The touching account of Mephibosheth, King Saul’s crippled grandson who is first seen in II Samuel 4:4 and then more fully introduced in chapter 9, has been enjoyed down through the centuries by believers and used effectively in the preaching of the gospel of the grace of God to sinners. What worshiping soul who has an appreciation of the grace of God toward helpless sinners can fail to see himself or herself through the eyes of this pathetic character, raised up from a seemingly hopeless existence to such great enjoyment and blessing!
King David was not constrained to act upon a merely humane or utilitarian motive in his own mind, nor was he persuaded by human influence, when he invited Mephibosheth into his own house and to his table, where there would be both abundance and fellowship to enjoy together. David was a man after God’s own heart, and because of that, he enjoyed the grace of God in his own soul more than most of his contemporaries did. It was out of that wellspring of enjoyment that David reached out – reached down – to the house of Saul in order to show “the kindness of God” to a self-described “dead dog” and descendant of his envious and hateful predecessor. By that act of mercy crowned with grace, David brought Mephibosheth into the circle of undeserved favor that he himself knew in the presence of Jehovah, and that the lame man came to enjoy for himself.

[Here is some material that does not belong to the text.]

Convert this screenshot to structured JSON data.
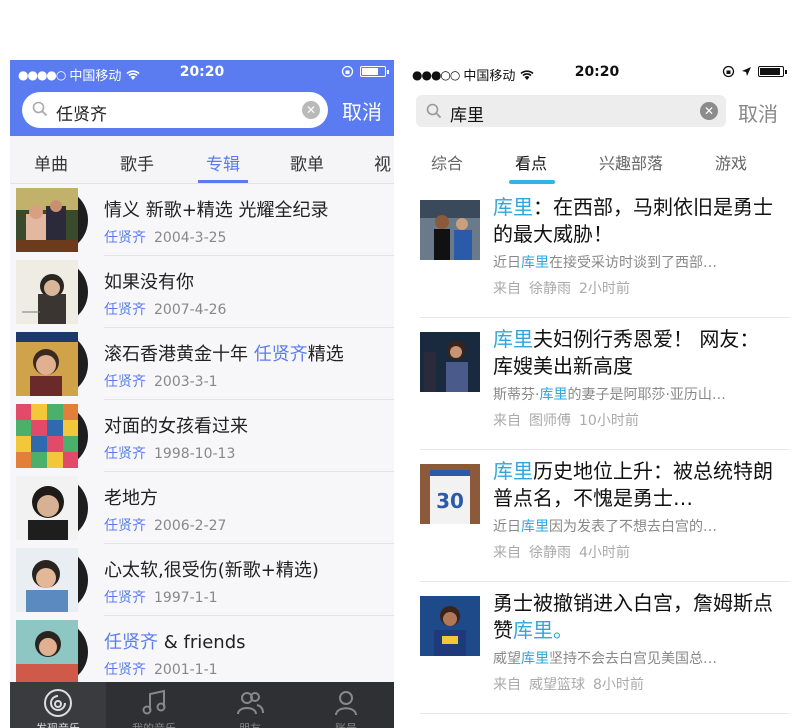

How can we tell the extent to which Mephibosheth appreciated the position of grace into which he was brought at the king’s table? We perceive it by his earnest response to David in II Samuel 19, when he is finally able to come out to meet the king upon his return from exile. It is clear that Mephibosheth deeply felt and mourned David’s absence, having neglected his personal care and grooming during the time he was deprived of fellowship. No doubt his sustenance had been provided while the king was gone, but it was the lack of communion with his “lord the king” that broke his heart and depressed his spirit.
Adding to his grief over David’s exile was the opportunistic treachery of Ziba, notable servant of the house of Saul, who apparently lied to the king about Mephibosheth’s motives. Ziba did in fact profit from the slight and dishonor he did to his crippled master, and we may wonder at the haste of David in assigning to Ziba all that belonged to Mephibosheth. If David is a type of Christ in the matter of showing such undeserved favor at an earlier time, how then could David fail in his discernment of Ziba’s accusations against his master’s son?1 And why does David not fully rectify the matter and restore Mephibosheth’s possessions in full when he finally appears and provides a legitimate answer to his inquiry: “Why didst thou not go with me, Mephibosheth?”
There may come a time in our lives when we believe we have been treated unjustly or dishonored in some way by others, whether we have a close relationship with them or a merely casual one. We may be found complaining to the Lord in our hearts about the slander or slight, and we may think we deserve vindication, but this will only serve to hinder our communion with Him who orders all things for our good and blessing. We can learn from Mephibosheth in such situations. Perhaps he was much grieved by the wrong done to himself, while he was missing the fellowship of the king, but when once he was restored to the enjoyment of the presence of that one who had lavished such grace upon him and set him at his table, peripheral things just faded away as unimportant.
We may not understand the ways of God in withholding benefits from us that we hoped to enjoy, or when He removes in part some of those objects with natural appeal that we once valued, while allowing others to possess them. We may also spend much time wishing for vindication and restored honor among peers, along with other natural advantages that may be coveted and partaken of apart from communion with Christ. But may it rather be that we learn the lesson that the story of Mephibosheth would teach our hearts by the Spirit, which I suggest to be this: an appreciation of the grace shown us by God our Savior, in daily communion with the Lord Jesus and with a desire for His honor, will cause the appeal of peripheral things and interests to dim to the point that we are content with the way He administers matters among His servants. This surely is the path to fullness of joy and blessing.
“. . . My lord the king is as an angel of God;2 do therefore what is good in thy sight. For all my father’s house were but dead men before my lord the king; and thou didst set thy servant among them that eat at thine own table. What further right therefore have I? and for what should I cry any more to the king?” And the king said to him, “Why speakest thou any more of thy matters? I have said [or: decided], Thou and Ziba divide the land.” And Mephibosheth said to the king, “Let him even take all, since my lord the king is come again in peace to his own house.”
1 II Samuel 16:4 2 II Samuel 19:24-30